HIPAA and Security
Jeff Drummond provided an in depth overview of how the Health Insurance Portability and Accountability Act (HIPAA) has evolved, especially its requirements for data security. One big takeaway from this discussion is how much formal HIPAA guidance lags how technology is actually used. There are many policies, procedures, and technical solutions put in place for “traditional” applications. But, with the vast expansion of medical devices connected to networks and capturing patient data, the number of entry points for hackers and the breadth of information are growing exponentially. The security on these devices is very weak at this time. For those outside the healthcare industry, this will be the same type of security risk that the Internet of Things presents. Healthcare has the added complexity of HIPAA privacy requirements.
People are the Weakest Link or Your Strongest Defense?
The panel discussion on “How Safe are You?” was last and, as highlighted above, our panel was well-constituted to provide diverse perspectives. The audience received great technical observations, a practical legal perspective, and risk management advice for both large and small firms.
A common theme in the security world is how people are the weakest link because they will often click on simple emails that let malware and hackers into an environment. I focused many of my comments on how to turn this around and make people a strength. Having worked in the chemical industry for many years where companies strive to operate safely, there are many lessons learned about safety awareness and preventing accidents. My experience working with clients who have made security awareness of similar importance is that the same techniques that create a strong safety culture will work to create a strong security culture. Having educated employees and a culture of security can be a smart alternative for smaller companies without a large budget for cyber-security.
One specific fraud technique that is common now is for criminals to send emails that purport to be from the owner or CEO of a company and direct the finance organization to wire transfer money to a bank account to be provided. There are companies where people were fooled and money was wired. Jim Bygland indicated that this is something that keeps him up at night at his bank. We at Aventine Hill have seen this activity too. An irony for this scenario is that common disbursement controls that companies should have in place anyway will mitigate this risk. But, many companies operate without an appropriate basic control framework so they end up being at greater risk of cyber-security attacks too.
It all starts with understanding the risks for your business

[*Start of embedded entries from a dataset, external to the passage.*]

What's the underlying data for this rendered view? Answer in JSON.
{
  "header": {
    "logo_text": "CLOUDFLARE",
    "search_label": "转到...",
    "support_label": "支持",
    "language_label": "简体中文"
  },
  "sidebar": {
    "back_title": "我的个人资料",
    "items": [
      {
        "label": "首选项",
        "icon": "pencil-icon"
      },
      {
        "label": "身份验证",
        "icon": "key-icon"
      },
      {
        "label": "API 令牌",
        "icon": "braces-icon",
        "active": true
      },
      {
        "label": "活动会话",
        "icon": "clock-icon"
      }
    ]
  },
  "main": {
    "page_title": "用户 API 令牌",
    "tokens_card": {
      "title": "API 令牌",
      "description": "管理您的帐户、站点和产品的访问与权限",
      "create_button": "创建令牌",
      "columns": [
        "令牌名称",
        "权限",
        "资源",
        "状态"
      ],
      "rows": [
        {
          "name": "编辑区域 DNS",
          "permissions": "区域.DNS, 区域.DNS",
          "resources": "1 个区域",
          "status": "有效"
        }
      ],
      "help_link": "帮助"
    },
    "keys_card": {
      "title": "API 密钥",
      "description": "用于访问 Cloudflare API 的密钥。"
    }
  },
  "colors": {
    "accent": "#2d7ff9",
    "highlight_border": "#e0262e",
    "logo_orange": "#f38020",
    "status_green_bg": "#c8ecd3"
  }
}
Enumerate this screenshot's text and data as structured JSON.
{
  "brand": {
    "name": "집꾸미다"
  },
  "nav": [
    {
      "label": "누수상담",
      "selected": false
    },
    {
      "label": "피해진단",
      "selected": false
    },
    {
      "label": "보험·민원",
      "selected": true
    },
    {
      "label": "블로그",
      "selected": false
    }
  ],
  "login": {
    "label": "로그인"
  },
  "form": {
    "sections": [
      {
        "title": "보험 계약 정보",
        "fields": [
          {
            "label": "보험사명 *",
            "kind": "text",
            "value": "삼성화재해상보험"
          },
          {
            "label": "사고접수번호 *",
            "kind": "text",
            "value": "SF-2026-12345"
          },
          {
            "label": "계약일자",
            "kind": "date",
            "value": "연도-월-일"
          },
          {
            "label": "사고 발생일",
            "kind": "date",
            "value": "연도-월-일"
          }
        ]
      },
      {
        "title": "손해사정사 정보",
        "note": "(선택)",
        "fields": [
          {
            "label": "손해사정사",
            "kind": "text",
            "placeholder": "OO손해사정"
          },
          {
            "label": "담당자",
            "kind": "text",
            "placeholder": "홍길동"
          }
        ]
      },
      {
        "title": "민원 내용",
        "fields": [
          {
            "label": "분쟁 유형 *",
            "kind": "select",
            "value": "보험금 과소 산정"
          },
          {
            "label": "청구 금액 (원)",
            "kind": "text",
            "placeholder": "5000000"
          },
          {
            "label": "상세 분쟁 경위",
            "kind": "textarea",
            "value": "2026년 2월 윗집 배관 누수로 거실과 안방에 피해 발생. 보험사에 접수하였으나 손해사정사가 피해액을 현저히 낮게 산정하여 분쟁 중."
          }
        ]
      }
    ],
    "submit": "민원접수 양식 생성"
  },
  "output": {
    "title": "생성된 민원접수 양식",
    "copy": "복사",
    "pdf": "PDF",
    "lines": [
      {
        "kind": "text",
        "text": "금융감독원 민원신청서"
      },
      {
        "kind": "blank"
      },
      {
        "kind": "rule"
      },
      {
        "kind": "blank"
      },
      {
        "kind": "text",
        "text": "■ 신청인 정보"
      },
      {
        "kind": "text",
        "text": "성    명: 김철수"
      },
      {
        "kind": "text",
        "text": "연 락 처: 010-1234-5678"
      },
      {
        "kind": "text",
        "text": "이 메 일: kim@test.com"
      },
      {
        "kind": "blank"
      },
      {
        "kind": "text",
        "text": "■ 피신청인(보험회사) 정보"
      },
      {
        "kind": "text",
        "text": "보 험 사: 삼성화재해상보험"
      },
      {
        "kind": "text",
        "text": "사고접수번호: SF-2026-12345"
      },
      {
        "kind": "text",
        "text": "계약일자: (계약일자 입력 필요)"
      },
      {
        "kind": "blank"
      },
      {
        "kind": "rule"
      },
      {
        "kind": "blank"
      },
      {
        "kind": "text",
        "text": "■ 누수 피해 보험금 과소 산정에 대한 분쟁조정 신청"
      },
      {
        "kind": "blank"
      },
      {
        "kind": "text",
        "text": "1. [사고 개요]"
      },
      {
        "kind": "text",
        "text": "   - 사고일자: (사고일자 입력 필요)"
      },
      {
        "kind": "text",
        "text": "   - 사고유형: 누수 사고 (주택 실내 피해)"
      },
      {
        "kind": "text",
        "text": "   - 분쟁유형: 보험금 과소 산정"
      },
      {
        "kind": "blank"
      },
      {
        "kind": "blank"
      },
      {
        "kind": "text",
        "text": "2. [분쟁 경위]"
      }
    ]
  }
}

While the breadth and sophistication of cyber-security threats continues to grow, companies do not have to feel overwhelmed. Most attacks are using common techniques because criminals seek the easiest path to money. With a proper understanding of your own business and the risks that matter most to you, there are multiple cost effective ways to use combinations of policies, technology, and training to have an alert workforce that protects your assets. If you need expert assistance, we are happy to help identify your risks and recommend cost-effective methods to mitigate them.